About this exercise:
Count the lines below that contain "orange". Answer with the number alone.
Study material Start Marker
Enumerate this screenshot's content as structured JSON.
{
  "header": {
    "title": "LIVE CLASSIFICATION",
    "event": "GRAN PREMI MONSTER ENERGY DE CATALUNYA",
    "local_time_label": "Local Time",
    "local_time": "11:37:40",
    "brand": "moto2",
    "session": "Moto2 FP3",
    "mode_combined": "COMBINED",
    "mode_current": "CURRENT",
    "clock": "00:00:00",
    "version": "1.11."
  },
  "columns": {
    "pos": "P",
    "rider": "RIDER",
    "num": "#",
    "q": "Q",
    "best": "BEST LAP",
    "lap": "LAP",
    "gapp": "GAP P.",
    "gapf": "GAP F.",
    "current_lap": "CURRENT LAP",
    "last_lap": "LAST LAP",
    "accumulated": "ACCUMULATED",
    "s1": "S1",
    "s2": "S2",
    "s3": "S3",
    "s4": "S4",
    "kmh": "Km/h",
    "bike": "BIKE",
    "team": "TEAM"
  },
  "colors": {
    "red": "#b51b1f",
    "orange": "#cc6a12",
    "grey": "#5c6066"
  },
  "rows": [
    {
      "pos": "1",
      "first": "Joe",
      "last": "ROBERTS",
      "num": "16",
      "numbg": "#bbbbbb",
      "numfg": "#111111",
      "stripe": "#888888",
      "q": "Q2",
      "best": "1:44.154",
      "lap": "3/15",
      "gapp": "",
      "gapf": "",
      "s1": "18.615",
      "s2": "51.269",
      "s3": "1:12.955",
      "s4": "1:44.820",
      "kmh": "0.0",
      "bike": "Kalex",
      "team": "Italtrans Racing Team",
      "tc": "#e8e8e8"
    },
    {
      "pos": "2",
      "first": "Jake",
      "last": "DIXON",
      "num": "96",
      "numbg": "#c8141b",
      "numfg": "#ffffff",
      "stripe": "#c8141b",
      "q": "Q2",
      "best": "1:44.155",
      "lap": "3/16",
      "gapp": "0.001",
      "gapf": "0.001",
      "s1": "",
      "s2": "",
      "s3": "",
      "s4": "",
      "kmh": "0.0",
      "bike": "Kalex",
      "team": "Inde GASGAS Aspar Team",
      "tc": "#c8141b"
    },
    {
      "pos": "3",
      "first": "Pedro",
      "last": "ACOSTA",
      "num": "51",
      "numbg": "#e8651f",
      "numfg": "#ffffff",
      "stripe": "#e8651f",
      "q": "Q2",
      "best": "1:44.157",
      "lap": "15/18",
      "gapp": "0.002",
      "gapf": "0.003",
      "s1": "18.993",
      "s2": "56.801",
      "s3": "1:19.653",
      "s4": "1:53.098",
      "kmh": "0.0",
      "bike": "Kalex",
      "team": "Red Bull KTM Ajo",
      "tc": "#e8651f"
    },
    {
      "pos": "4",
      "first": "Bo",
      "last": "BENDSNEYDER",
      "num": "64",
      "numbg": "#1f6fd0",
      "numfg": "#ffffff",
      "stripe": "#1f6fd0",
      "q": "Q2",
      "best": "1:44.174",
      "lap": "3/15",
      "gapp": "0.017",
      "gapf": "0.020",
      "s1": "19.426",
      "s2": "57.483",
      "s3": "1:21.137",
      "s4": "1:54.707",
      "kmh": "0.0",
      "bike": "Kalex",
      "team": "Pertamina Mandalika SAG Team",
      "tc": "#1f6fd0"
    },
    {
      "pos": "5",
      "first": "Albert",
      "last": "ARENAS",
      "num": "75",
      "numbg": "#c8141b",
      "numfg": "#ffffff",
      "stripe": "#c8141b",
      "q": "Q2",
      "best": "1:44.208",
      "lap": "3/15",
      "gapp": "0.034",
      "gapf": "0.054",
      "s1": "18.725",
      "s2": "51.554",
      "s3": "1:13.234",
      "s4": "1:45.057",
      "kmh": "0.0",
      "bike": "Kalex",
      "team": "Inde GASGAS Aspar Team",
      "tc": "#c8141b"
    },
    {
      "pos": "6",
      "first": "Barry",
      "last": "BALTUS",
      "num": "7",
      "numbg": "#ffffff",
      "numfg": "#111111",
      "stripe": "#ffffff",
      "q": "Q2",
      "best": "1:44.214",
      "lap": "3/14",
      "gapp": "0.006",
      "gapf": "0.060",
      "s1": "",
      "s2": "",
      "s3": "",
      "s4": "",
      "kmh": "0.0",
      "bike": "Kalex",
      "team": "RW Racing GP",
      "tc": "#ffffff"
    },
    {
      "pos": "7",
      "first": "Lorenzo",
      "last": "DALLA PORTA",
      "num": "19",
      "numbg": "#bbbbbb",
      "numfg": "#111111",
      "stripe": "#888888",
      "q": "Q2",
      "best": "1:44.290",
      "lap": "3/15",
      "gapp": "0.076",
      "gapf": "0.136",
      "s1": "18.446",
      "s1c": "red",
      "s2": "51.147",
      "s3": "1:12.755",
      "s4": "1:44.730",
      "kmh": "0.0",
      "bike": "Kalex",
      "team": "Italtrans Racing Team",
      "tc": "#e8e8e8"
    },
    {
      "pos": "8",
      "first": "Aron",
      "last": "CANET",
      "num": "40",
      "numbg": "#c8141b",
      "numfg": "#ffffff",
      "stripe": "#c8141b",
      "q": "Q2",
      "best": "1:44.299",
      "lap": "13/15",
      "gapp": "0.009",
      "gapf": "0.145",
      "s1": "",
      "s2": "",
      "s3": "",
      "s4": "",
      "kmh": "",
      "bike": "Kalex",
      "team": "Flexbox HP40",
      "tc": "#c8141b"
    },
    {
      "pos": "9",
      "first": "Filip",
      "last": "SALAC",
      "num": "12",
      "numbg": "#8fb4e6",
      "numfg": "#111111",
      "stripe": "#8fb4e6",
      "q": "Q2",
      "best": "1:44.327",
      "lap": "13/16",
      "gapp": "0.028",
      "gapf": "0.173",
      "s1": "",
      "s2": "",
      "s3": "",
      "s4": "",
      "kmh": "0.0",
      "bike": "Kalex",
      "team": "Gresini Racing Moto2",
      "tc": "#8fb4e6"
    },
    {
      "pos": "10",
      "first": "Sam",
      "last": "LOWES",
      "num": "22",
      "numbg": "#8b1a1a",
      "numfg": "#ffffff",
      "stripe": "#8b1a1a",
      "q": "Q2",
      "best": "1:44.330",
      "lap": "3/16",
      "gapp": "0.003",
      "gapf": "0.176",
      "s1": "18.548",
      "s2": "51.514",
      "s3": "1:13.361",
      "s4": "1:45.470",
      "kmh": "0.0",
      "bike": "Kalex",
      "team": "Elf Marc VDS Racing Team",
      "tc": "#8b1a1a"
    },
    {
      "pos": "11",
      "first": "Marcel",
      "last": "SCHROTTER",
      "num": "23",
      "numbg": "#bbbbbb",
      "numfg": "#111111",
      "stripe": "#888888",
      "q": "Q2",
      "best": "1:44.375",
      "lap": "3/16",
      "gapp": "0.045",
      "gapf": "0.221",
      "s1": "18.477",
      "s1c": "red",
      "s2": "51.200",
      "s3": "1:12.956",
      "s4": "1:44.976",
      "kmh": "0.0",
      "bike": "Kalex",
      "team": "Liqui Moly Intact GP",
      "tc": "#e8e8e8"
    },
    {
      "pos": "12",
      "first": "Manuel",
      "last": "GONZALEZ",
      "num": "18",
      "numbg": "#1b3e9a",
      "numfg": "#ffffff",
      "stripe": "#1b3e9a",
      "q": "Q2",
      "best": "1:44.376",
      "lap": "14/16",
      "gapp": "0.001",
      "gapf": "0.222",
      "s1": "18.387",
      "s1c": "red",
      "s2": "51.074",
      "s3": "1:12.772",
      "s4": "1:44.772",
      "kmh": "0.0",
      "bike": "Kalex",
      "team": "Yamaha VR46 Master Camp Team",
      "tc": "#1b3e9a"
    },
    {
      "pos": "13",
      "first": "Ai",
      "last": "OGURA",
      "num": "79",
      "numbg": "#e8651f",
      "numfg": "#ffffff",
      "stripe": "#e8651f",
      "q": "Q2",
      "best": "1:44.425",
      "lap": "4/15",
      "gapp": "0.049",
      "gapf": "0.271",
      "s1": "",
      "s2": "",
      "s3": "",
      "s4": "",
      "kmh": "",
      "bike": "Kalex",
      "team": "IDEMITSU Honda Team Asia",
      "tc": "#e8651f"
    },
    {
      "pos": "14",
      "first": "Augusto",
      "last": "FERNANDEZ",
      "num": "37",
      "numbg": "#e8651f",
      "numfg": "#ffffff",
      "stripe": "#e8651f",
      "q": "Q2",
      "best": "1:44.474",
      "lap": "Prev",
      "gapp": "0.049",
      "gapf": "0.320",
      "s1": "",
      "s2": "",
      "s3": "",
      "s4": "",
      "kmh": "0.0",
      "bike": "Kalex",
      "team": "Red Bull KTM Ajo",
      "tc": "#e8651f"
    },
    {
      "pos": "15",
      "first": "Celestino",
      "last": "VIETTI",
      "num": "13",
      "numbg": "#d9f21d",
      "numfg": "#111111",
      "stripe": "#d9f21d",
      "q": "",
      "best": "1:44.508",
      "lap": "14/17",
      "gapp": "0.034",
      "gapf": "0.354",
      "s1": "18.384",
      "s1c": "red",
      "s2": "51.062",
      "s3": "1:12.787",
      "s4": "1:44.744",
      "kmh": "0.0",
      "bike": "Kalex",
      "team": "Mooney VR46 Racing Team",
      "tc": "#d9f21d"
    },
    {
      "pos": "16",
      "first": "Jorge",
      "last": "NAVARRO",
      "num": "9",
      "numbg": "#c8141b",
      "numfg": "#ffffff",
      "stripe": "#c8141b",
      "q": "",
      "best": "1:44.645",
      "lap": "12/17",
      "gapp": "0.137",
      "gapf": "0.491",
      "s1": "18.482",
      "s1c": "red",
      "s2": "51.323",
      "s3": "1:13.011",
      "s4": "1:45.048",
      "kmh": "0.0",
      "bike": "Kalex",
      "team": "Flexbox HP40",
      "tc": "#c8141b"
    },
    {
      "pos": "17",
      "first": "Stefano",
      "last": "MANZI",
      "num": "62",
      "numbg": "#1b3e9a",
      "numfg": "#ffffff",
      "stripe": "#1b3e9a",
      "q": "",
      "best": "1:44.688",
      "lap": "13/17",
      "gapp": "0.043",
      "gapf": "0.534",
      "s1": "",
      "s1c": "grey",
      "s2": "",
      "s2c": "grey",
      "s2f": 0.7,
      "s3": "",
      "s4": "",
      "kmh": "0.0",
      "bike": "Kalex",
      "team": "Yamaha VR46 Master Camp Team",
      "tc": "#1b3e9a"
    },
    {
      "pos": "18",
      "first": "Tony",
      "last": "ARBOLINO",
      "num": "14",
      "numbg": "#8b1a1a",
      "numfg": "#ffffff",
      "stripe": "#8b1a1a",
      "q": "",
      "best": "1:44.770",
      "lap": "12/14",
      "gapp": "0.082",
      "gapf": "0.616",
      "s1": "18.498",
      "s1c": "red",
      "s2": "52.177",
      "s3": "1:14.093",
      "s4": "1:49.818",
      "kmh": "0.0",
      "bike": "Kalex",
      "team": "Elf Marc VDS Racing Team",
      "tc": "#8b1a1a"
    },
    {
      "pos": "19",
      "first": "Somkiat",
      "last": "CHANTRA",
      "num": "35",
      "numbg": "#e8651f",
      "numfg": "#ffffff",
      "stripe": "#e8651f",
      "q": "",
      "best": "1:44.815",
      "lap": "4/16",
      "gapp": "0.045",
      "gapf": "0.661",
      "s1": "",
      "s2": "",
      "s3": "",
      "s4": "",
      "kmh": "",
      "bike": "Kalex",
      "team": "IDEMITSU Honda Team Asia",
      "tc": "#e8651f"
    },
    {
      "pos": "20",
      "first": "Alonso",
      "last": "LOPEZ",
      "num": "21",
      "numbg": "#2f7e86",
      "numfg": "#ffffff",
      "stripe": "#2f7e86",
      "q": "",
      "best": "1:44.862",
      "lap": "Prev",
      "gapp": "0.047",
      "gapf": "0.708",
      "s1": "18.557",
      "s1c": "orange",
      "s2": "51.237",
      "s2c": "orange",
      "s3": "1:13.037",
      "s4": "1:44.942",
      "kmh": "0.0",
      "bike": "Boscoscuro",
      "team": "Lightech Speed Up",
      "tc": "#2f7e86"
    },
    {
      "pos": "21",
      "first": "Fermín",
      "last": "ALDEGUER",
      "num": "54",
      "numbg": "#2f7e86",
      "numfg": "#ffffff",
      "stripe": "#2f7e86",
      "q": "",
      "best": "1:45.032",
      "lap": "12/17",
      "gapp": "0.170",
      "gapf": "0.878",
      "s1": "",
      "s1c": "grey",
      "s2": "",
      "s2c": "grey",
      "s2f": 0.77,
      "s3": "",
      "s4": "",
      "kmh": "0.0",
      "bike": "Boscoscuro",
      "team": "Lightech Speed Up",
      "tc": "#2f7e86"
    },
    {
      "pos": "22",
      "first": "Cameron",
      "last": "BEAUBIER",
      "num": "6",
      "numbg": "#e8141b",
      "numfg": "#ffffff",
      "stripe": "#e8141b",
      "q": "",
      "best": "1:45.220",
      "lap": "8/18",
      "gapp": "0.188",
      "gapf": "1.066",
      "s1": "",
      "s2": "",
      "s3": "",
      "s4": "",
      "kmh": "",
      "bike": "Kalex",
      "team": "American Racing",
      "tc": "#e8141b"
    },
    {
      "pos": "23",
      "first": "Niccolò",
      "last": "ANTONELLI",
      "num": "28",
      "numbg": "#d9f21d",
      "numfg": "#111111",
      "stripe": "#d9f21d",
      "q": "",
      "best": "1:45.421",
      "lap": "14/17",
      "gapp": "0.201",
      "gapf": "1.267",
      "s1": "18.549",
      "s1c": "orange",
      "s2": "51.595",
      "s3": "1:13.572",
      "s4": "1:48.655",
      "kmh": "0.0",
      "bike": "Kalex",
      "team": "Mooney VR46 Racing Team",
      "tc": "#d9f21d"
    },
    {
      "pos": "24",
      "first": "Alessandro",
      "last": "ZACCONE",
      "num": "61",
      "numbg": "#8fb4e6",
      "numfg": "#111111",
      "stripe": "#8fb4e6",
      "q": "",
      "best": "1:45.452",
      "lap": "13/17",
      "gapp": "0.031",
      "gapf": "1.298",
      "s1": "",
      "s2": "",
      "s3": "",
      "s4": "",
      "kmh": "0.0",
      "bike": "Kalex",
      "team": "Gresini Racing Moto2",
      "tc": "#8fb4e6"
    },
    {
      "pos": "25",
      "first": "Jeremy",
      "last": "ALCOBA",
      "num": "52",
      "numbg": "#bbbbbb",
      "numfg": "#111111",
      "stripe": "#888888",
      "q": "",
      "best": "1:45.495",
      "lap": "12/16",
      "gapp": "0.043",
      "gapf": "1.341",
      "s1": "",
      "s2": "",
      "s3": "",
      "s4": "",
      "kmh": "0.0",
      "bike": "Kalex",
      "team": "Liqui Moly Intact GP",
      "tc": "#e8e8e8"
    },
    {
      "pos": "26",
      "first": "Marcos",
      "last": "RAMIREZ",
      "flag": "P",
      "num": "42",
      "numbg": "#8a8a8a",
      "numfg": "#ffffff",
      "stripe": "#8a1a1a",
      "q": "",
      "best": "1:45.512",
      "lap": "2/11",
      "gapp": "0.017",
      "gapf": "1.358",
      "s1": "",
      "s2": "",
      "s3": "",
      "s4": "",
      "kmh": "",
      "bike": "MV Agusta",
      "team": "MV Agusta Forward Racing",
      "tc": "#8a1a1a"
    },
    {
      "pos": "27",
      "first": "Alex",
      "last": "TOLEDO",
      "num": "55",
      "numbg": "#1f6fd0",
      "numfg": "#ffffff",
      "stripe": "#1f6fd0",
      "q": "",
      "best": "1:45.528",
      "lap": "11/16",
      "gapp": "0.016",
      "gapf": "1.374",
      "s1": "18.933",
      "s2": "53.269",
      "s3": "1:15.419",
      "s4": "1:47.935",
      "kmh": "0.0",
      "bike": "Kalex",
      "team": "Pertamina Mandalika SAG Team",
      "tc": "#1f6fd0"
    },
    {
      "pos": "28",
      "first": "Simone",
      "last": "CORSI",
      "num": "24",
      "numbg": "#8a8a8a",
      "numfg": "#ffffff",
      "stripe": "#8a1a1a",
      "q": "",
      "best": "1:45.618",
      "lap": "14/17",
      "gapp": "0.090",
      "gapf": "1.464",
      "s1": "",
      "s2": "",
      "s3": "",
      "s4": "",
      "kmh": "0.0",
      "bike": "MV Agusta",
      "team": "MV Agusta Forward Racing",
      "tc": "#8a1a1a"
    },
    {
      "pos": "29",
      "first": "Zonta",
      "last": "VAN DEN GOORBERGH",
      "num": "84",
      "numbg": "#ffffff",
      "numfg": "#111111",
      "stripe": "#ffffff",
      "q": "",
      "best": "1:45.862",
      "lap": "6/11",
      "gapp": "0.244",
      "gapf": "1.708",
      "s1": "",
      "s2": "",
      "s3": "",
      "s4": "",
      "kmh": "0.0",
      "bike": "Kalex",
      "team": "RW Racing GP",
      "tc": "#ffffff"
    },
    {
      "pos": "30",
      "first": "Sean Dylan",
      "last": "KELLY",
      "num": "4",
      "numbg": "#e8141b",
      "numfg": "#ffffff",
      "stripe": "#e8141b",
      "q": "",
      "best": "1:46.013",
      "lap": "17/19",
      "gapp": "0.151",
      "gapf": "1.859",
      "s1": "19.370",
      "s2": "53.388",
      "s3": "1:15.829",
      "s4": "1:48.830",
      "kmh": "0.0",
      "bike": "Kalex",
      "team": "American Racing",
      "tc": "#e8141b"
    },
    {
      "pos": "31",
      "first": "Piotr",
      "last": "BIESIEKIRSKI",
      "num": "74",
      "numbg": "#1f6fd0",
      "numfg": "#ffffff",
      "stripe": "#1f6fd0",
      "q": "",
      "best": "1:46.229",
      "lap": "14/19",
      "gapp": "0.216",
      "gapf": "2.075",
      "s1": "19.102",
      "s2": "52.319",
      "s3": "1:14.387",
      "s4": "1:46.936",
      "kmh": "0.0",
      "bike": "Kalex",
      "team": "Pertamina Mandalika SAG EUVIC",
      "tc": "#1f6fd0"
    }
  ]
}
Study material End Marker
Task solution:
4